Parliament Updates

Zali's Paid Parental Leave Petition on behalf of Warringah constituents

7 September 2022

I rise to present a petition on behalf of my constituents Peta and Shane Arthurson, who are here today.

The petition read as follows—

The Australian Parental Leave Pay (PLP) policy is currently up to 18 weeks paid at minimum wage. The WHO and UNICEF recommendations for breastfeeding of infants, is for children to be exclusively breastfed for 6 months. One of the main objectives of the Australian National Breastfeeding Strategy: 2019 and Beyond; is to increase the population of babies who are exclusively breastfed to around 6 months of age by 2025, particularly in priority populations and vulnerable groups. The most recent ABS Breastfeeding report shows that at 4 months of age 61% of children were exclusively breastfed but at 6 months of age this dramatically drops to only 29% of children who were exclusively breastfeeding.

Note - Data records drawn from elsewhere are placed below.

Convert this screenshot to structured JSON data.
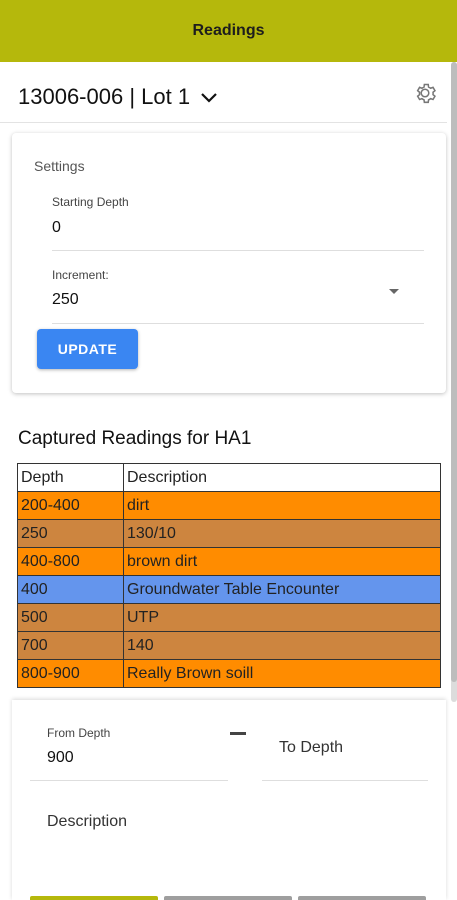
{
  "appbar": {
    "title": "Readings",
    "color": "#b5b80c"
  },
  "header": {
    "project": "13006-006 | Lot 1",
    "dropdown_icon": "chevron-down-icon",
    "settings_icon": "gear-icon"
  },
  "settings": {
    "title": "Settings",
    "starting_depth": {
      "label": "Starting Depth",
      "value": "0"
    },
    "increment": {
      "label": "Increment:",
      "value": "250"
    },
    "update_label": "UPDATE"
  },
  "readings": {
    "title": "Captured Readings for HA1",
    "columns": [
      "Depth",
      "Description"
    ],
    "rows": [
      {
        "depth": "200-400",
        "description": "dirt",
        "color": "#ff8c00"
      },
      {
        "depth": "250",
        "description": "130/10",
        "color": "#cd853f"
      },
      {
        "depth": "400-800",
        "description": "brown dirt",
        "color": "#ff8c00"
      },
      {
        "depth": "400",
        "description": "Groundwater Table Encounter",
        "color": "#6495ed"
      },
      {
        "depth": "500",
        "description": "UTP",
        "color": "#cd853f"
      },
      {
        "depth": "700",
        "description": "140",
        "color": "#cd853f"
      },
      {
        "depth": "800-900",
        "description": "Really Brown soill",
        "color": "#ff8c00"
      }
    ]
  },
  "form": {
    "from_depth": {
      "label": "From Depth",
      "value": "900"
    },
    "to_depth": {
      "placeholder": "To Depth"
    },
    "description": {
      "placeholder": "Description"
    }
  }
}
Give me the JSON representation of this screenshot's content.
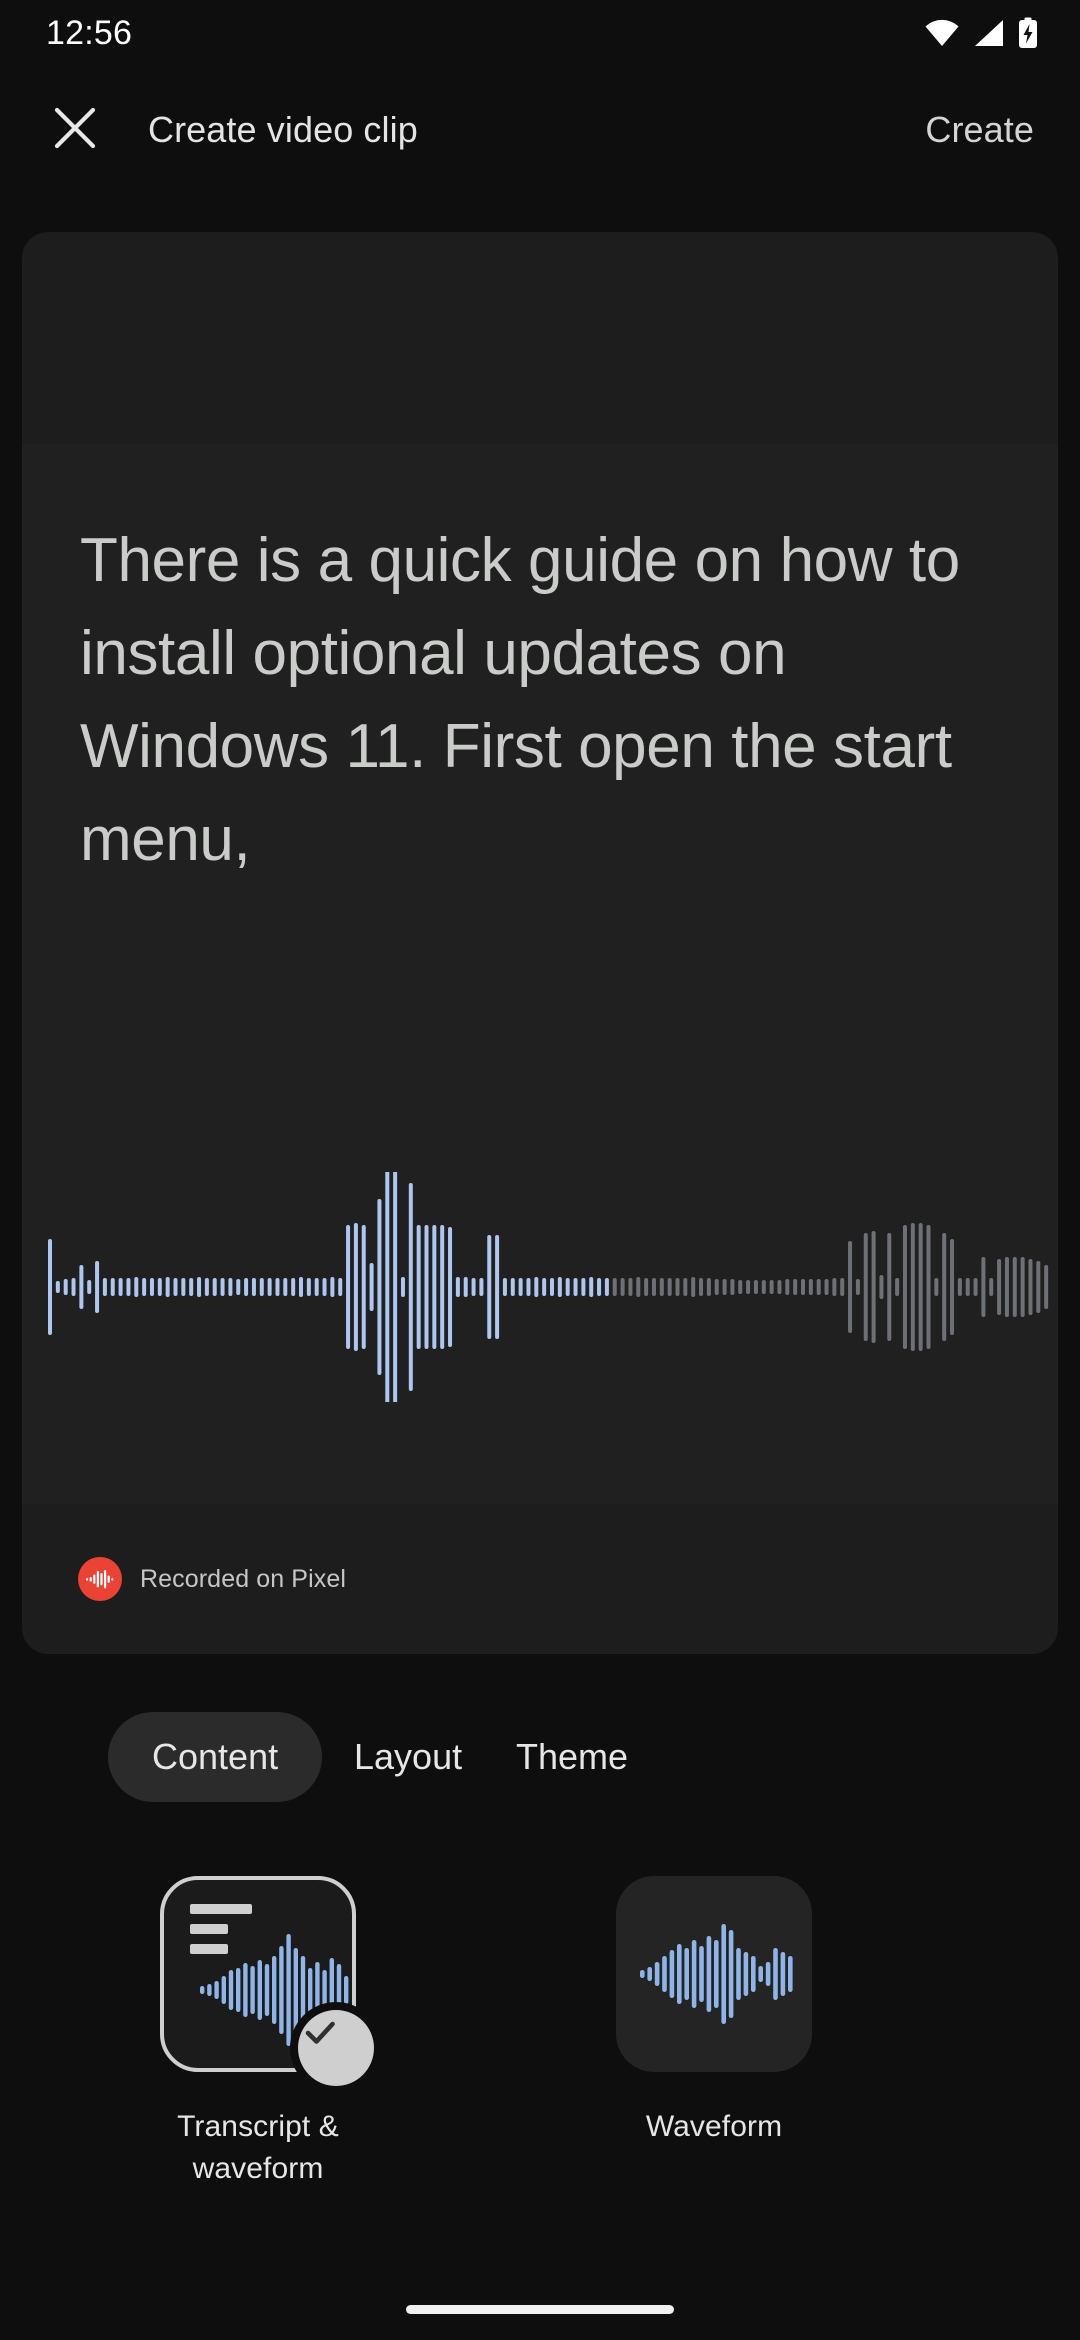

There is strong evidence from diverse countries that longer duration of paid maternity leave increases breastfeeding duration and improves maternal health. Increasing access to paid maternity leave will have a direct positive impact on these national and worldwide health objectives. This structural policy change is in the direct ability of the Commonwealth Government to achieve.

We therefore ask the House to immediately increase of the Australian Parental Leave Pay (PLP) Policy from 18 weeks to 26 weeks in line with the WHO recommendations and Australian national breastfeeding objectives.

From 8,461 citizens (Petition No. EN4056)

Petition received.

This petition asks the House to immediately increase the Australian paid parental leave policy from 18 to 26 weeks in line with the recommendations of the World Health Organisation and UNICEF and the goals of the Australian National Breastfeeding Strategy, which aim to increase the population of children exclusively breastfed for the first six months of their lives. Much of the paid parental leave debate centres on the economic benefits of increasing the generosity of the scheme, as it would increase women's workforce participation.

This petition and 8,461 signatories argue for this change from an equally, if not more, compelling angle: the health of our children. Evidence from the ABS shows that there is a sharp drop-off in breastfeeding rates after paid parental leave finishes. So increasing paid parental leave is essential for the health of our children and our economic prosperity.

I urge the government to do more than just acknowledge the recommendation and the push at the recent Jobs and Skills Summit to increase parental leave to 26 weeks and, in fact, to implement, without delay, 26 weeks of paid parental leave. I commend this petition to the House.